## [Required action]
Read through the records below and copy each line that uses the word "this".

## [Provided information]
BEGIN

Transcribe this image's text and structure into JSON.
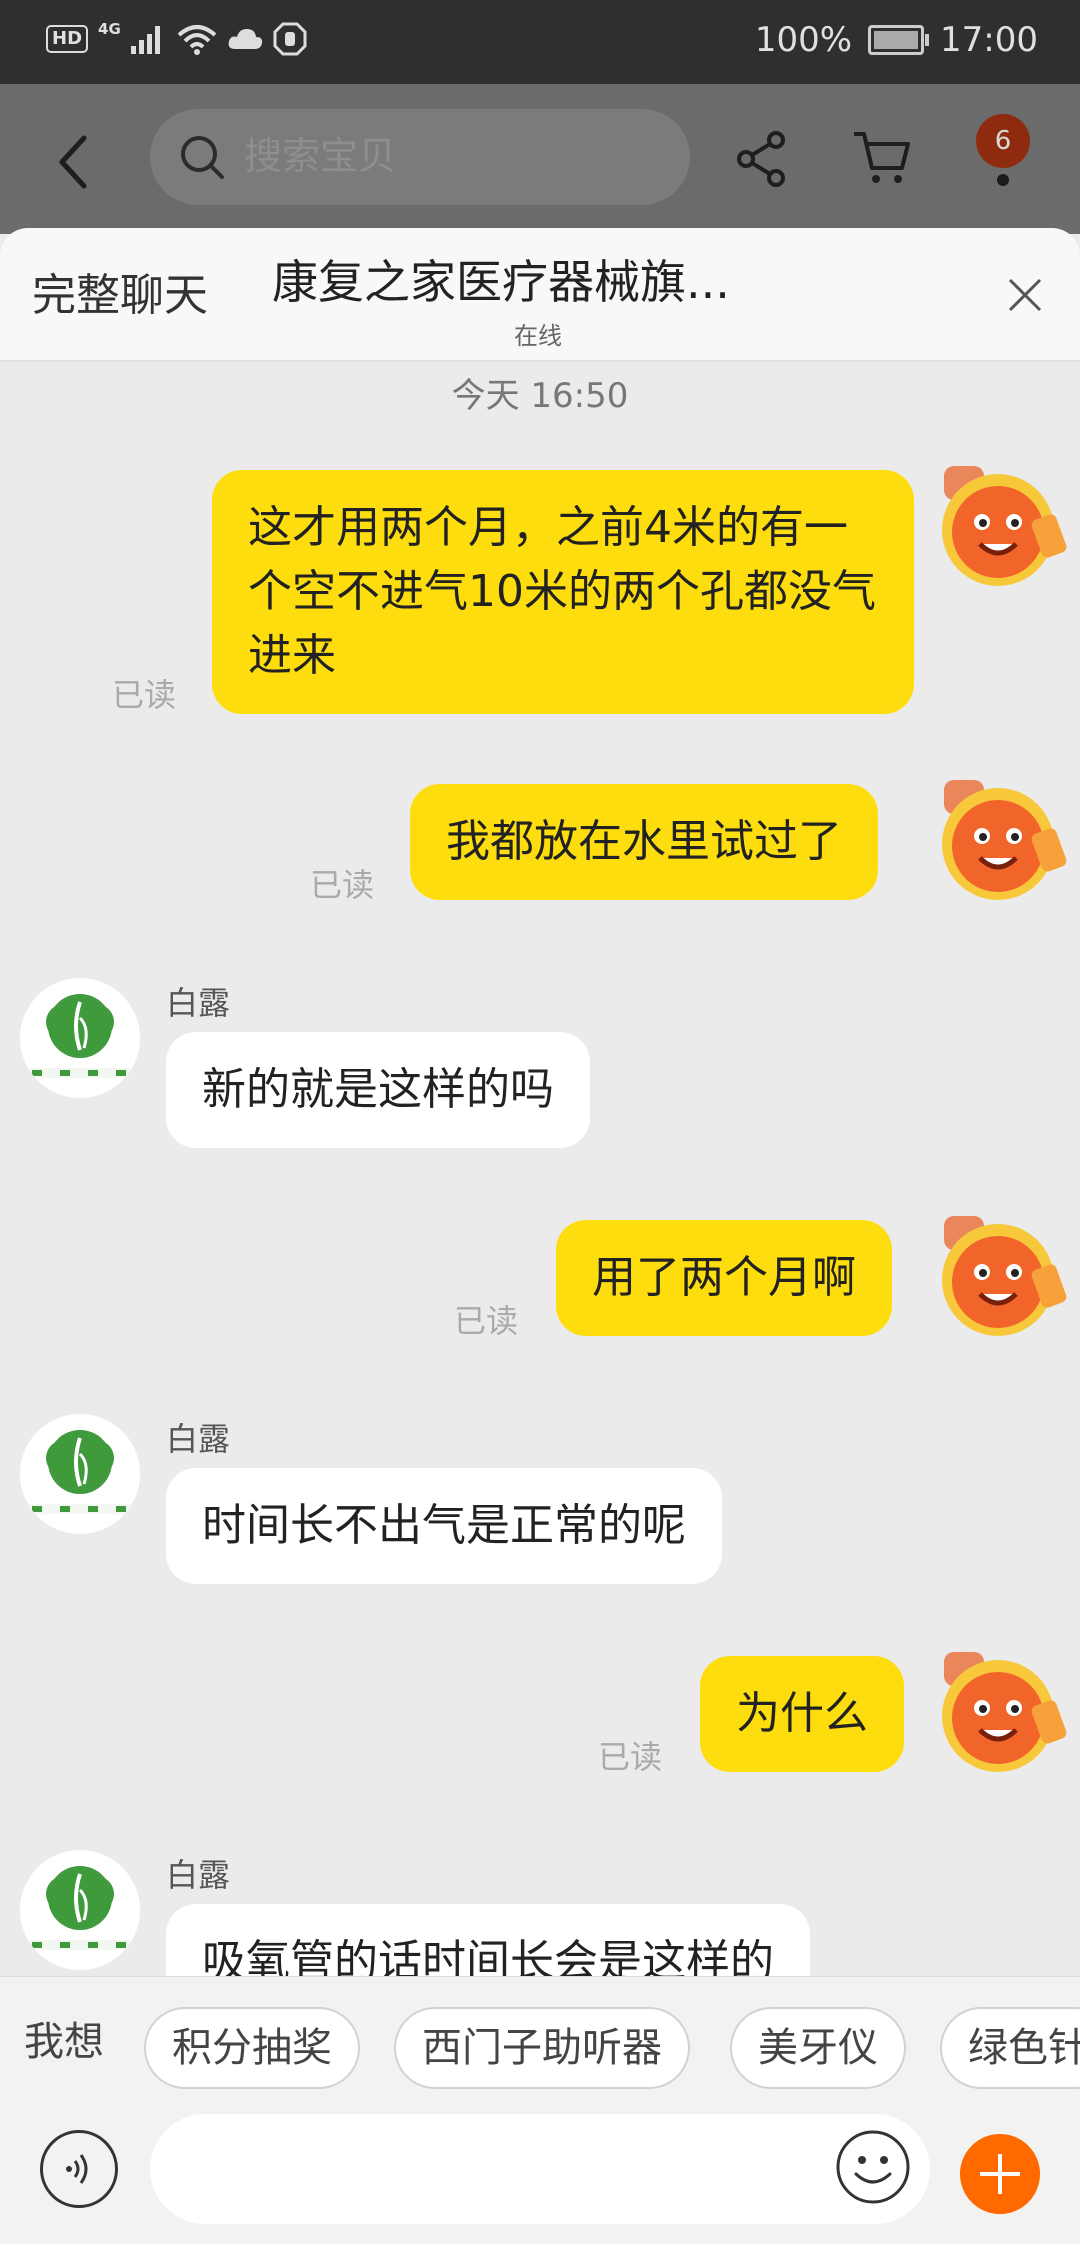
{
  "status_bar": {
    "left_labels": {
      "hd": "HD",
      "network": "4G"
    },
    "battery": "100%",
    "time": "17:00"
  },
  "app_header": {
    "search_placeholder": "搜索宝贝",
    "badge_count": "6"
  },
  "chat_header": {
    "full_chat": "完整聊天",
    "shop_name": "康复之家医疗器械旗...",
    "status": "在线"
  },
  "chat": {
    "timestamp": "今天  16:50",
    "messages": [
      {
        "from": "me",
        "text": "这才用两个月，之前4米的有一个空不进气10米的两个孔都没气进来",
        "read": "已读"
      },
      {
        "from": "me",
        "text": "我都放在水里试过了",
        "read": "已读"
      },
      {
        "from": "shop",
        "sender": "白露",
        "text": "新的就是这样的吗"
      },
      {
        "from": "me",
        "text": "用了两个月啊",
        "read": "已读"
      },
      {
        "from": "shop",
        "sender": "白露",
        "text": "时间长不出气是正常的呢"
      },
      {
        "from": "me",
        "text": "为什么",
        "read": "已读"
      },
      {
        "from": "shop",
        "sender": "白露",
        "text": "吸氧管的话时间长会是这样的"
      }
    ]
  },
  "shop_logo_text": "康复之家",
  "quick_replies": {
    "label": "我想",
    "chips": [
      "积分抽奖",
      "西门子助听器",
      "美牙仪",
      "绿色针"
    ]
  },
  "input": {
    "placeholder": ""
  },
  "colors": {
    "accent_yellow": "#fedd0f",
    "plus_orange": "#ff6a00",
    "logo_green": "#3f9a3c"
  }
}
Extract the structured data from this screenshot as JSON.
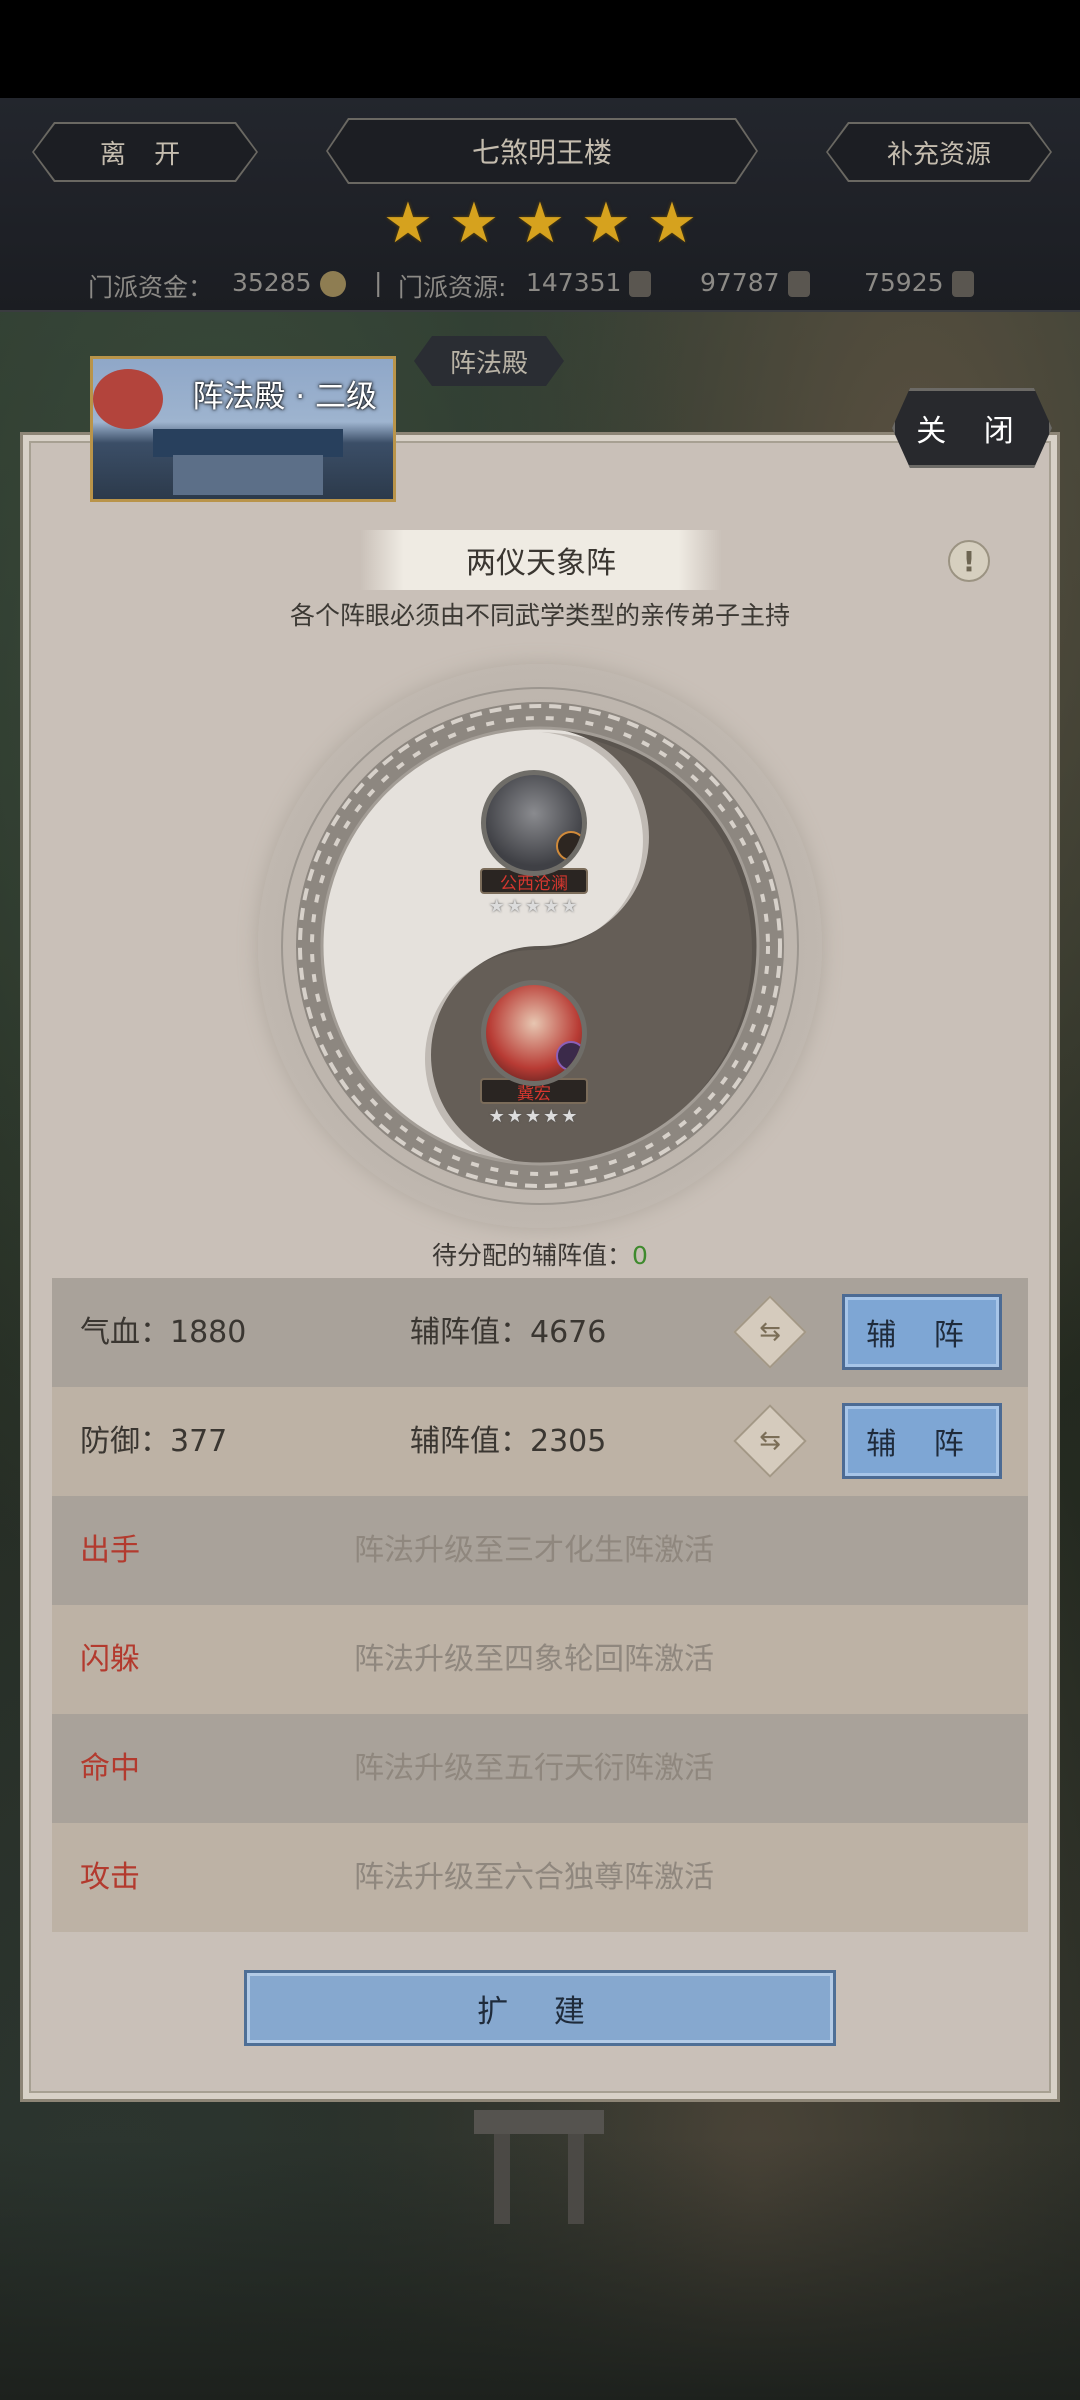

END

## [Exercise solution]
Transcribe this image's text and structure into JSON.
Extract the structured data from this screenshot as JSON.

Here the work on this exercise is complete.